Thursday, June 13, 2013
A former Judge [Judge] appealed a determination of the State Commission on Judicial Conduct in which the Commission had sustained a single charge of judicial misconduct against him and determined that he should be removed from office (see NYS Constitution, Article VI, §22; Judiciary Law §44).
The Judge had earlier resigned from his position after admitting to certain conduct that he characterized as “indefensible” that occurred 40 years earlier.
Notwithstanding the Judge’s resignation, the Commission continued the proceeding and ultimately sustained the charge*and ordered Judge’s removal, finding that his admission, standing alone provided a sufficient basis for the determination.**
Citing Matter of Going, 97 NY2d 121 and Matter of Aldrich, 58 NY2d 279, the Court of Appeals affirmed the Commission’s action, explaining that it measures “the necessity for removal ‘with due regard to the fact that judges must be held to a higher standard of conduct than the public at large’ as even ‘relatively slight improprieties subject the judiciary as a whole to public criticism and rebuke, it is essential that we consider’ the effect of the Judge's conduct on and off the Bench upon public confidence in his [or her] character and judicial temperament."
The Court said that it agreed with the Commission that Hedges' admissions, by themselves, were sufficient to warrant the finding of judicial misconduct. The admitted conduct undermined the integrity and impartiality of the judiciary and therefore, said the court, rendered Hedges unfit for judicial office.Noting that “[I]t is troubling that the petition is based solely on conduct that occurred 40 years ago —- 13 years before [Hedges] was elevated to the bench,” the Court of Appeals said that the misconduct alleged is grave by any standard.
Accordingly, said the court, the determined sanction of removal should be accepted and Judge removed from the office of Judge.
* Two Commission members dissented in part on the ground that Judge had removed himself from his judgeship by resigning and that his post-resignation removal proceedings "served no purpose" in this case.

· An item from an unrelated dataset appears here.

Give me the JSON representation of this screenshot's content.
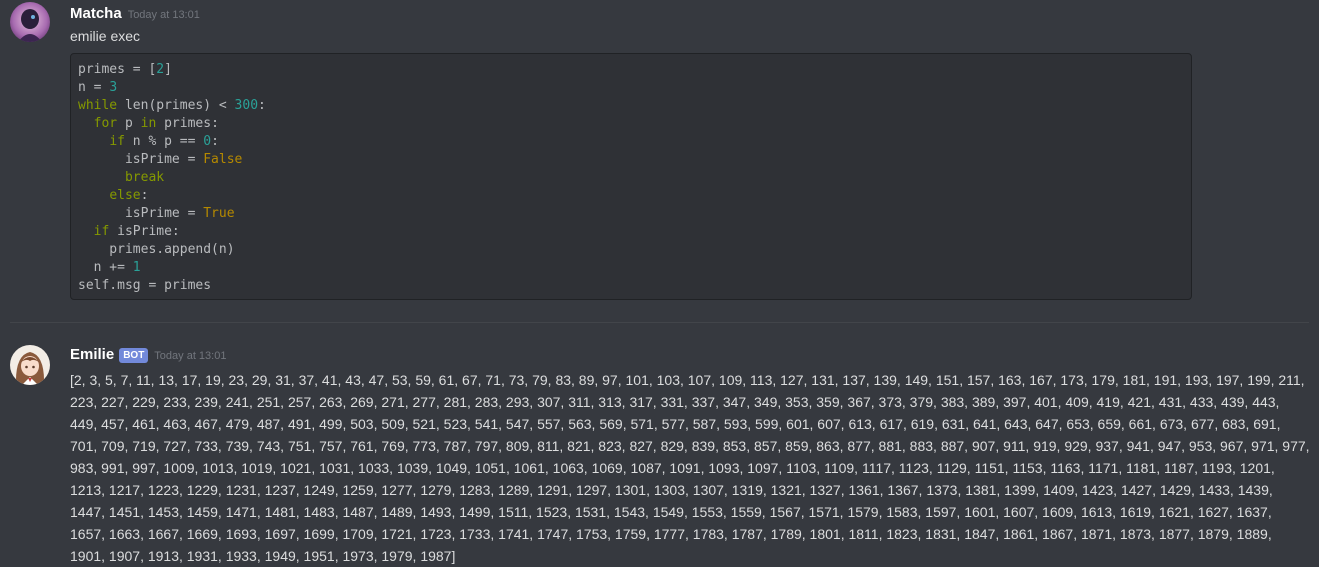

** Similarly, 4 NYCRR 5.3(b) of the State Civil Service Commission’s Rules, which applies to employees of the State as the employer, provides, in pertinent part, “…when charges of incompetency or misconduct have been or are about to be filed against an employee, the appointing authority may elect to disregard a resignation filed by such employee and to prosecute such charges and, in the event that such employee is found guilty of such charges and dismissed from the service, his termination shall be recorded as a dismissal rather than as a resignation.” Many local civil service commissions have adopted a similar provision.
The decision is posted on the Internet at:
Reprinted with permission New York Public Personnel Law
Mitchell H. Rubinstein